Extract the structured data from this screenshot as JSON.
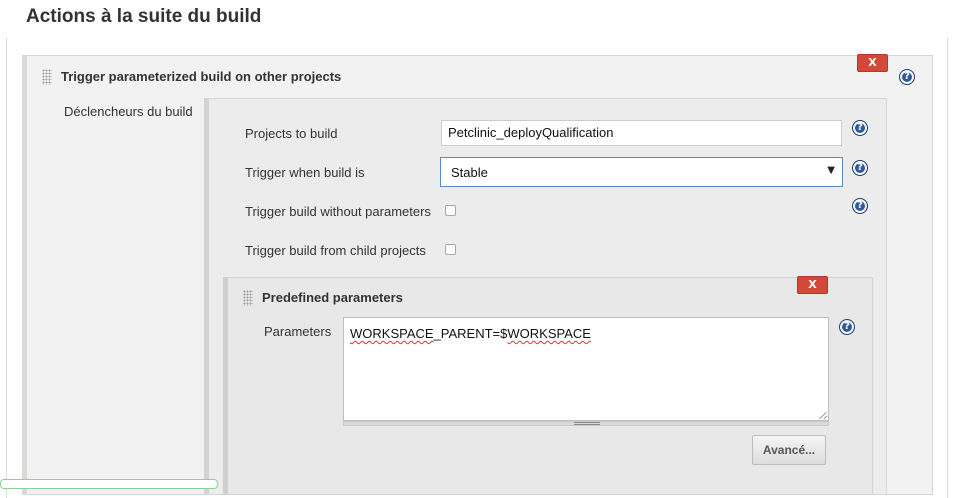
{
  "section_title": "Actions à la suite du build",
  "trigger_section": {
    "heading": "Trigger parameterized build on other projects",
    "delete_label": "X",
    "triggers_label": "Déclencheurs du build",
    "projects_label": "Projects to build",
    "projects_value": "Petclinic_deployQualification",
    "trigger_when_label": "Trigger when build is",
    "trigger_when_value": "Stable",
    "trigger_without_params_label": "Trigger build without parameters",
    "trigger_without_params_checked": false,
    "trigger_from_child_label": "Trigger build from child projects",
    "trigger_from_child_checked": false
  },
  "predefined": {
    "heading": "Predefined parameters",
    "delete_label": "X",
    "parameters_label": "Parameters",
    "parameters_value_prefix": "WORKSPACE",
    "parameters_value_middle": "_PARENT=$",
    "parameters_value_suffix": "WORKSPACE",
    "advanced_button": "Avancé..."
  },
  "icons": {
    "help": "help-icon",
    "delete": "close-icon",
    "drag": "drag-handle-icon",
    "dropdown": "chevron-down-icon"
  },
  "colors": {
    "delete_button": "#d24939",
    "help_icon": "#2f5b9a",
    "select_focus": "#5b86c5"
  }
}
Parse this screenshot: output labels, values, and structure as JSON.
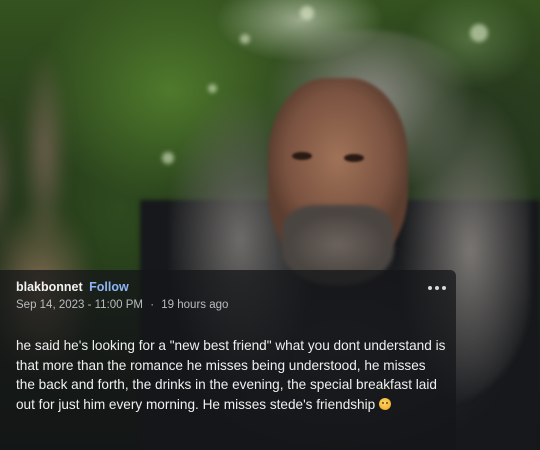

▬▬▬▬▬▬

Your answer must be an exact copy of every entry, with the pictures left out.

• _Output for this exercise_:
Extract the structured data from this screenshot as JSON.
{
  "section_title": "Actions à la suite du build",
  "trigger_section": {
    "heading": "Trigger parameterized build on other projects",
    "delete_label": "X",
    "triggers_label": "Déclencheurs du build",
    "projects_label": "Projects to build",
    "projects_value": "Petclinic_deployQualification",
    "trigger_when_label": "Trigger when build is",
    "trigger_when_value": "Stable",
    "trigger_without_params_label": "Trigger build without parameters",
    "trigger_without_params_checked": false,
    "trigger_from_child_label": "Trigger build from child projects",
    "trigger_from_child_checked": false
  },
  "predefined": {
    "heading": "Predefined parameters",
    "delete_label": "X",
    "parameters_label": "Parameters",
    "parameters_value_prefix": "WORKSPACE",
    "parameters_value_middle": "_PARENT=$",
    "parameters_value_suffix": "WORKSPACE",
    "advanced_button": "Avancé..."
  },
  "icons": {
    "help": "help-icon",
    "delete": "close-icon",
    "drag": "drag-handle-icon",
    "dropdown": "chevron-down-icon"
  },
  "colors": {
    "delete_button": "#d24939",
    "help_icon": "#2f5b9a",
    "select_focus": "#5b86c5"
  }
}
Parse this screenshot: output labels, values, and structure as JSON.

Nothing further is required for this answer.